The Element: How Finding Your Passion Changes Everything
I am not the biggest fan of self-help books. I began reading this book to validate the quarter-life crisis I have been having for quite some time. My definition of a quarter-life crisis is a person who, in his or her twenties, realizes they have been sleeping through their lives while fulfilling the dreams of their parents, culture, or class. Consequently, they awake into a reality that has nothing to do with what they really want, creating a critical turning point brought on at the speed of warp. I am in my thirties and what can I say, I’m a late bloomer. One cannot exactly undo twenty-five years overnight. In all fairness, The Element is not so much a self-help book as it is a reality check for those who are finally ready to face reality.
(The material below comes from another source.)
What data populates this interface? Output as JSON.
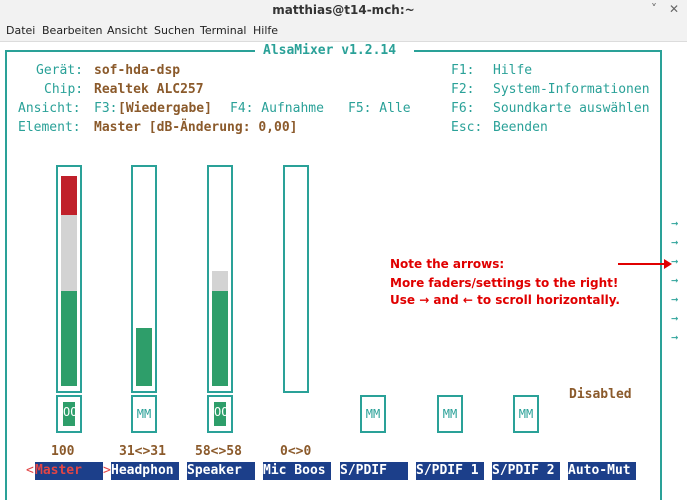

The Element starts out with the story of Gillian Lynne, once a young girl of the ADHD persuasion, who went on to become an accomplished choreographer co-creating Cats and The Phantom of the Opera with Andrew Lloyd Webber. Lynne did not do well in school, tested poorly, daydreamed, and disrupted class. With the guidance of an attentive mother and a far-sighted psychologist, she was able to channel that excess energy into her love of dance. Consequently, with nurturing and cultivation, the Royal Ballet School in London and the Royal Ballet Company provided a solid foundation for Ms. Lynne and her element.
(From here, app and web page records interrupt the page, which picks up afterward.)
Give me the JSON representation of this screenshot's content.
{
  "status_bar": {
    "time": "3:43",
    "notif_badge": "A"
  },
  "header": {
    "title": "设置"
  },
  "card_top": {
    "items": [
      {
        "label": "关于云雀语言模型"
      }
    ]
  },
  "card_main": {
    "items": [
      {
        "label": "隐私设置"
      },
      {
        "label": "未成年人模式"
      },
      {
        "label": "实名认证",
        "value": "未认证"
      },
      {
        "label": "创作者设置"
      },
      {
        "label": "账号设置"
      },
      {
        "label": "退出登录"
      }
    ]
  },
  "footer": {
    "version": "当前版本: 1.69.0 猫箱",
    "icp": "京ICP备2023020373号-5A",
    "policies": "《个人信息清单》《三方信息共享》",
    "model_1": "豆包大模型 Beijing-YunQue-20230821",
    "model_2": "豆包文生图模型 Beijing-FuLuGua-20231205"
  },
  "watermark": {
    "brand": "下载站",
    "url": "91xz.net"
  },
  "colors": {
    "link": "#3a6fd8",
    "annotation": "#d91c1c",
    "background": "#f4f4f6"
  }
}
Robinson provides many accounts of those who were both encouraged and discouraged from finding their element. These stories include Matt Groening, the creator of The Simpsons, who remained steadfast despite his lack of technical mastery in his drawings and discouragement from his father, also a cartoonist. Mick Fleetwood of Fleetwood Mac still has a learning disability, and the late Gordon Parks, a world renowned photographer, producer, director, and writer, barely attended high school. All of them used their elements to change the landscape of cultures around the world.
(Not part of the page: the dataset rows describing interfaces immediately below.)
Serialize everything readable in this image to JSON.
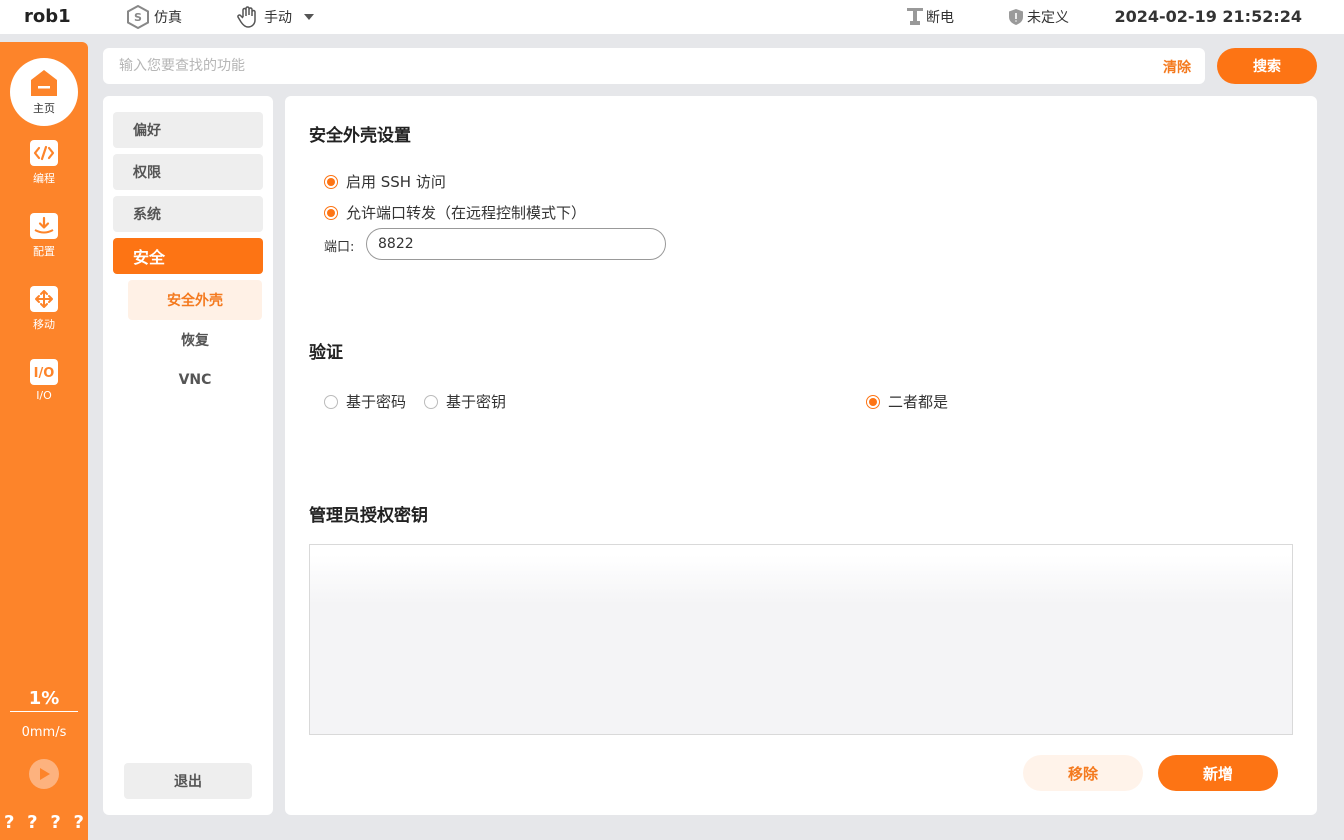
{
  "topbar": {
    "robot_name": "rob1",
    "sim_label": "仿真",
    "mode_label": "手动",
    "power_label": "断电",
    "safety_label": "未定义",
    "datetime": "2024-02-19 21:52:24"
  },
  "rail": {
    "home_label": "主页",
    "items": [
      {
        "label": "编程",
        "icon": "code-icon"
      },
      {
        "label": "配置",
        "icon": "download-icon"
      },
      {
        "label": "移动",
        "icon": "move-icon"
      },
      {
        "label": "I/O",
        "icon": "io-icon"
      }
    ],
    "speed_percent": "1%",
    "speed_value": "0mm/s",
    "qmarks": [
      "?",
      "?",
      "?",
      "?"
    ]
  },
  "search": {
    "placeholder": "输入您要查找的功能",
    "value": "",
    "clear_label": "清除",
    "button_label": "搜索"
  },
  "nav": {
    "items": [
      {
        "label": "偏好"
      },
      {
        "label": "权限"
      },
      {
        "label": "系统"
      },
      {
        "label": "安全",
        "active": true
      }
    ],
    "sub_items": [
      {
        "label": "安全外壳",
        "active": true
      },
      {
        "label": "恢复"
      },
      {
        "label": "VNC"
      }
    ],
    "exit_label": "退出"
  },
  "content": {
    "ssh_section_title": "安全外壳设置",
    "enable_ssh_label": "启用 SSH 访问",
    "enable_ssh_checked": true,
    "port_forward_label": "允许端口转发（在远程控制模式下）",
    "port_forward_checked": true,
    "port_label": "端口:",
    "port_value": "8822",
    "auth_section_title": "验证",
    "auth_options": [
      {
        "label": "基于密码",
        "selected": false
      },
      {
        "label": "基于密钥",
        "selected": false
      },
      {
        "label": "二者都是",
        "selected": true
      }
    ],
    "keys_section_title": "管理员授权密钥",
    "remove_label": "移除",
    "add_label": "新增"
  },
  "colors": {
    "accent": "#fd7414",
    "rail": "#fd842a",
    "background": "#e6e7ea"
  }
}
The Element involves harmonizing a marriage between what one is naturally good at and what one loves to do. It does not involve one specific type of intelligence, but many types working together symbiotically. The element is genderless, colorless, and without the confining limitations of class. Finding one’s element involves thinking outside the box and sometimes doing away with it altogether. The reality is that those who excel in one type of intelligence may not do so well in another area, but there is nothing wrong with excelling in one as opposed to the another, because the element does not operate dichotomously. The earlier we are able to reevaluate how we value our element, the less likely we are to spend any number of years vicariously fulfilling dreams.